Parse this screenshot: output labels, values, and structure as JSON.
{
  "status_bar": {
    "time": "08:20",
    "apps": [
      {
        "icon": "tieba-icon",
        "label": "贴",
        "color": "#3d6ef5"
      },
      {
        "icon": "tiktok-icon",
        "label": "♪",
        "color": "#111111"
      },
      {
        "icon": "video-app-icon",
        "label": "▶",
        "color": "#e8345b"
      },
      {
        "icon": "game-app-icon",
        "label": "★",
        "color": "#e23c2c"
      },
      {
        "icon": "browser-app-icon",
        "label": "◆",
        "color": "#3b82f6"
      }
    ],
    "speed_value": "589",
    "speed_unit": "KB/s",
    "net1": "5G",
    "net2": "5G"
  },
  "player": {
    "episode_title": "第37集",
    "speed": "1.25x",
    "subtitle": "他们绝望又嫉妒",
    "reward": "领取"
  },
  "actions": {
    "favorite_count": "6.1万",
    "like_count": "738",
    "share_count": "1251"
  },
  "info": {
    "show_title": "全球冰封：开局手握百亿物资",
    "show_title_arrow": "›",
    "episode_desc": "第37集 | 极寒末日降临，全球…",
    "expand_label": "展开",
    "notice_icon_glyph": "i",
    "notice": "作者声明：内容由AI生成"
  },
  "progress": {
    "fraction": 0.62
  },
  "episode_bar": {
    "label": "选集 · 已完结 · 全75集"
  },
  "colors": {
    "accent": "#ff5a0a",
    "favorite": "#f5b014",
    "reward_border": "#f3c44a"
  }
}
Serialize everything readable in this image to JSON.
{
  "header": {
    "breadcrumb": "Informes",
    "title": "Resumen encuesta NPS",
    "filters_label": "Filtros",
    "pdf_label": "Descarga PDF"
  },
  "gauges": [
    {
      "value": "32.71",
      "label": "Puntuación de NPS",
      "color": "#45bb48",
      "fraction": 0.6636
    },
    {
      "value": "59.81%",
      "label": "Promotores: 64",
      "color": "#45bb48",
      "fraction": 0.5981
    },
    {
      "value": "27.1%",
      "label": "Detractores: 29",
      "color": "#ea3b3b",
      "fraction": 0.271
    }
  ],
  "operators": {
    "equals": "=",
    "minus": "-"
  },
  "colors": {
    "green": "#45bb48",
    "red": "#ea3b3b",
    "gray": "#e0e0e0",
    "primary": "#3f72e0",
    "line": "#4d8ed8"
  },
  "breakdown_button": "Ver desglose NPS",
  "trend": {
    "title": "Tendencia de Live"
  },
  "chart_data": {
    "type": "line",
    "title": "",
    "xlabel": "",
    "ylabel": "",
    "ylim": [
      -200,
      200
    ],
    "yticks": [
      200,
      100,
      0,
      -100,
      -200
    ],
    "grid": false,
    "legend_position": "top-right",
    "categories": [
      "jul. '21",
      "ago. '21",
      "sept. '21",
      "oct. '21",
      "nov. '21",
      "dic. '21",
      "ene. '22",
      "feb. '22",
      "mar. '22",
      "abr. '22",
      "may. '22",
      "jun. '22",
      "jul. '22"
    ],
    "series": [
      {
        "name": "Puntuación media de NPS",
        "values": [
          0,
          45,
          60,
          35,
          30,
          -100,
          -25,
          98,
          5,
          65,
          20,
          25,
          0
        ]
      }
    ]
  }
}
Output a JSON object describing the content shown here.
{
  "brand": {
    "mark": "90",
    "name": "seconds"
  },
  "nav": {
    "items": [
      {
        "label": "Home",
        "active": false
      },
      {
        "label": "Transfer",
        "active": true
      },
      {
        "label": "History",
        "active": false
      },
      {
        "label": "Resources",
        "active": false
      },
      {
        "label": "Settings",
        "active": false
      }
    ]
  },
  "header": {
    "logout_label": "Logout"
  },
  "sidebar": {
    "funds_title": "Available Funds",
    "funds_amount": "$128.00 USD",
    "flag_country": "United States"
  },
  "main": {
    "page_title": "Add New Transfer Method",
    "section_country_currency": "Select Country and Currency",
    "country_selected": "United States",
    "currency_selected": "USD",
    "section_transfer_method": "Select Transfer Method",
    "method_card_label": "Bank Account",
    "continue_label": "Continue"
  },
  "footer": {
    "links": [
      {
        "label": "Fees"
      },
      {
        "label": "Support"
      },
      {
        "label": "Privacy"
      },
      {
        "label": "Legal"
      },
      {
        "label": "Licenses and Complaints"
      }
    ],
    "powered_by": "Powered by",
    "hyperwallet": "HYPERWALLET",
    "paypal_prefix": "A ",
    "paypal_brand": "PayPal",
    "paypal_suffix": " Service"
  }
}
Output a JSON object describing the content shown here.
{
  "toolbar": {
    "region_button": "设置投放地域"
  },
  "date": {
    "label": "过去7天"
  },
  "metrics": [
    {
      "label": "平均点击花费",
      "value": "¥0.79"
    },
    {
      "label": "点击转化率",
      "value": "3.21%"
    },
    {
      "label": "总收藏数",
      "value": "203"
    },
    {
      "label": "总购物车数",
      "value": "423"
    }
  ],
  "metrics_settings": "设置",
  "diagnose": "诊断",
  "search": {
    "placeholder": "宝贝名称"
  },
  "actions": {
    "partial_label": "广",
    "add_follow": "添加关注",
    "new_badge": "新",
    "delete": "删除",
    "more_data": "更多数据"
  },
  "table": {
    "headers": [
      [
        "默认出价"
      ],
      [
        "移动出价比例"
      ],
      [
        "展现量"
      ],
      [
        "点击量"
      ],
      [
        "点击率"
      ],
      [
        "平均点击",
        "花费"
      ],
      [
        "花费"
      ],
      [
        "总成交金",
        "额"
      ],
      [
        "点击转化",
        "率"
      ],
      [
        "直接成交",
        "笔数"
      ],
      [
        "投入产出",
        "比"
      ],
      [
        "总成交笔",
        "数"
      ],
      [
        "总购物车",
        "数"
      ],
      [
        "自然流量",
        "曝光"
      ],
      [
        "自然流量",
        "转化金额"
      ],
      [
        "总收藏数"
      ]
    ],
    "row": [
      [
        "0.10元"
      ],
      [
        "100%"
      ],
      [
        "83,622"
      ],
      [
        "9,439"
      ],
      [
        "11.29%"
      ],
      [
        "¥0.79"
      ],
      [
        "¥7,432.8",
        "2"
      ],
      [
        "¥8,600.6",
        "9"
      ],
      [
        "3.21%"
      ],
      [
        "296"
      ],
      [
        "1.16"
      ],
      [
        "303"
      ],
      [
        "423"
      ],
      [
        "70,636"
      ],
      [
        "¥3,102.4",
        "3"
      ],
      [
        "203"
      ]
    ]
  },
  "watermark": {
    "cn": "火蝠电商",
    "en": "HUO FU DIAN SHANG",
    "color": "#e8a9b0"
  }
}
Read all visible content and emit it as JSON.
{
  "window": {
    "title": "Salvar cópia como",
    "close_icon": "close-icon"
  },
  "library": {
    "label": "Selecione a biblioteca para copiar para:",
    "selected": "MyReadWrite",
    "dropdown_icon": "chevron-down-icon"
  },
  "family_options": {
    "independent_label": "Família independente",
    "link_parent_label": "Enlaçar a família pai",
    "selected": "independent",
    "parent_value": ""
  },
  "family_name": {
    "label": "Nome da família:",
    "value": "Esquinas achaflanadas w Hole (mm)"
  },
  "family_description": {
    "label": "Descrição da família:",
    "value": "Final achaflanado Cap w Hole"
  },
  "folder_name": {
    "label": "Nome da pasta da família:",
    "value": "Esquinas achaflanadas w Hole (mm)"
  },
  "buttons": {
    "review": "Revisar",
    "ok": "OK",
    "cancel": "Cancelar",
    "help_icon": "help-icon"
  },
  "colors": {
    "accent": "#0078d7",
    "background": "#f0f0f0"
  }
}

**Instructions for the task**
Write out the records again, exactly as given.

**Your solution**
Parse this screenshot: output labels, values, and structure as JSON.
{
  "status_bar": {
    "time": "08:20",
    "apps": [
      {
        "icon": "tieba-icon",
        "label": "贴",
        "color": "#3d6ef5"
      },
      {
        "icon": "tiktok-icon",
        "label": "♪",
        "color": "#111111"
      },
      {
        "icon": "video-app-icon",
        "label": "▶",
        "color": "#e8345b"
      },
      {
        "icon": "game-app-icon",
        "label": "★",
        "color": "#e23c2c"
      },
      {
        "icon": "browser-app-icon",
        "label": "◆",
        "color": "#3b82f6"
      }
    ],
    "speed_value": "589",
    "speed_unit": "KB/s",
    "net1": "5G",
    "net2": "5G"
  },
  "player": {
    "episode_title": "第37集",
    "speed": "1.25x",
    "subtitle": "他们绝望又嫉妒",
    "reward": "领取"
  },
  "actions": {
    "favorite_count": "6.1万",
    "like_count": "738",
    "share_count": "1251"
  },
  "info": {
    "show_title": "全球冰封：开局手握百亿物资",
    "show_title_arrow": "›",
    "episode_desc": "第37集 | 极寒末日降临，全球…",
    "expand_label": "展开",
    "notice_icon_glyph": "i",
    "notice": "作者声明：内容由AI生成"
  },
  "progress": {
    "fraction": 0.62
  },
  "episode_bar": {
    "label": "选集 · 已完结 · 全75集"
  },
  "colors": {
    "accent": "#ff5a0a",
    "favorite": "#f5b014",
    "reward_border": "#f3c44a"
  }
}
Serialize everything readable in this image to JSON.
{
  "header": {
    "breadcrumb": "Informes",
    "title": "Resumen encuesta NPS",
    "filters_label": "Filtros",
    "pdf_label": "Descarga PDF"
  },
  "gauges": [
    {
      "value": "32.71",
      "label": "Puntuación de NPS",
      "color": "#45bb48",
      "fraction": 0.6636
    },
    {
      "value": "59.81%",
      "label": "Promotores: 64",
      "color": "#45bb48",
      "fraction": 0.5981
    },
    {
      "value": "27.1%",
      "label": "Detractores: 29",
      "color": "#ea3b3b",
      "fraction": 0.271
    }
  ],
  "operators": {
    "equals": "=",
    "minus": "-"
  },
  "colors": {
    "green": "#45bb48",
    "red": "#ea3b3b",
    "gray": "#e0e0e0",
    "primary": "#3f72e0",
    "line": "#4d8ed8"
  },
  "breakdown_button": "Ver desglose NPS",
  "trend": {
    "title": "Tendencia de Live"
  },
  "chart_data": {
    "type": "line",
    "title": "",
    "xlabel": "",
    "ylabel": "",
    "ylim": [
      -200,
      200
    ],
    "yticks": [
      200,
      100,
      0,
      -100,
      -200
    ],
    "grid": false,
    "legend_position": "top-right",
    "categories": [
      "jul. '21",
      "ago. '21",
      "sept. '21",
      "oct. '21",
      "nov. '21",
      "dic. '21",
      "ene. '22",
      "feb. '22",
      "mar. '22",
      "abr. '22",
      "may. '22",
      "jun. '22",
      "jul. '22"
    ],
    "series": [
      {
        "name": "Puntuación media de NPS",
        "values": [
          0,
          45,
          60,
          35,
          30,
          -100,
          -25,
          98,
          5,
          65,
          20,
          25,
          0
        ]
      }
    ]
  }
}
Output a JSON object describing the content shown here.
{
  "brand": {
    "mark": "90",
    "name": "seconds"
  },
  "nav": {
    "items": [
      {
        "label": "Home",
        "active": false
      },
      {
        "label": "Transfer",
        "active": true
      },
      {
        "label": "History",
        "active": false
      },
      {
        "label": "Resources",
        "active": false
      },
      {
        "label": "Settings",
        "active": false
      }
    ]
  },
  "header": {
    "logout_label": "Logout"
  },
  "sidebar": {
    "funds_title": "Available Funds",
    "funds_amount": "$128.00 USD",
    "flag_country": "United States"
  },
  "main": {
    "page_title": "Add New Transfer Method",
    "section_country_currency": "Select Country and Currency",
    "country_selected": "United States",
    "currency_selected": "USD",
    "section_transfer_method": "Select Transfer Method",
    "method_card_label": "Bank Account",
    "continue_label": "Continue"
  },
  "footer": {
    "links": [
      {
        "label": "Fees"
      },
      {
        "label": "Support"
      },
      {
        "label": "Privacy"
      },
      {
        "label": "Legal"
      },
      {
        "label": "Licenses and Complaints"
      }
    ],
    "powered_by": "Powered by",
    "hyperwallet": "HYPERWALLET",
    "paypal_prefix": "A ",
    "paypal_brand": "PayPal",
    "paypal_suffix": " Service"
  }
}
Output a JSON object describing the content shown here.
{
  "toolbar": {
    "region_button": "设置投放地域"
  },
  "date": {
    "label": "过去7天"
  },
  "metrics": [
    {
      "label": "平均点击花费",
      "value": "¥0.79"
    },
    {
      "label": "点击转化率",
      "value": "3.21%"
    },
    {
      "label": "总收藏数",
      "value": "203"
    },
    {
      "label": "总购物车数",
      "value": "423"
    }
  ],
  "metrics_settings": "设置",
  "diagnose": "诊断",
  "search": {
    "placeholder": "宝贝名称"
  },
  "actions": {
    "partial_label": "广",
    "add_follow": "添加关注",
    "new_badge": "新",
    "delete": "删除",
    "more_data": "更多数据"
  },
  "table": {
    "headers": [
      [
        "默认出价"
      ],
      [
        "移动出价比例"
      ],
      [
        "展现量"
      ],
      [
        "点击量"
      ],
      [
        "点击率"
      ],
      [
        "平均点击",
        "花费"
      ],
      [
        "花费"
      ],
      [
        "总成交金",
        "额"
      ],
      [
        "点击转化",
        "率"
      ],
      [
        "直接成交",
        "笔数"
      ],
      [
        "投入产出",
        "比"
      ],
      [
        "总成交笔",
        "数"
      ],
      [
        "总购物车",
        "数"
      ],
      [
        "自然流量",
        "曝光"
      ],
      [
        "自然流量",
        "转化金额"
      ],
      [
        "总收藏数"
      ]
    ],
    "row": [
      [
        "0.10元"
      ],
      [
        "100%"
      ],
      [
        "83,622"
      ],
      [
        "9,439"
      ],
      [
        "11.29%"
      ],
      [
        "¥0.79"
      ],
      [
        "¥7,432.8",
        "2"
      ],
      [
        "¥8,600.6",
        "9"
      ],
      [
        "3.21%"
      ],
      [
        "296"
      ],
      [
        "1.16"
      ],
      [
        "303"
      ],
      [
        "423"
      ],
      [
        "70,636"
      ],
      [
        "¥3,102.4",
        "3"
      ],
      [
        "203"
      ]
    ]
  },
  "watermark": {
    "cn": "火蝠电商",
    "en": "HUO FU DIAN SHANG",
    "color": "#e8a9b0"
  }
}
Read all visible content and emit it as JSON.
{
  "window": {
    "title": "Salvar cópia como",
    "close_icon": "close-icon"
  },
  "library": {
    "label": "Selecione a biblioteca para copiar para:",
    "selected": "MyReadWrite",
    "dropdown_icon": "chevron-down-icon"
  },
  "family_options": {
    "independent_label": "Família independente",
    "link_parent_label": "Enlaçar a família pai",
    "selected": "independent",
    "parent_value": ""
  },
  "family_name": {
    "label": "Nome da família:",
    "value": "Esquinas achaflanadas w Hole (mm)"
  },
  "family_description": {
    "label": "Descrição da família:",
    "value": "Final achaflanado Cap w Hole"
  },
  "folder_name": {
    "label": "Nome da pasta da família:",
    "value": "Esquinas achaflanadas w Hole (mm)"
  },
  "buttons": {
    "review": "Revisar",
    "ok": "OK",
    "cancel": "Cancelar",
    "help_icon": "help-icon"
  },
  "colors": {
    "accent": "#0078d7",
    "background": "#f0f0f0"
  }
}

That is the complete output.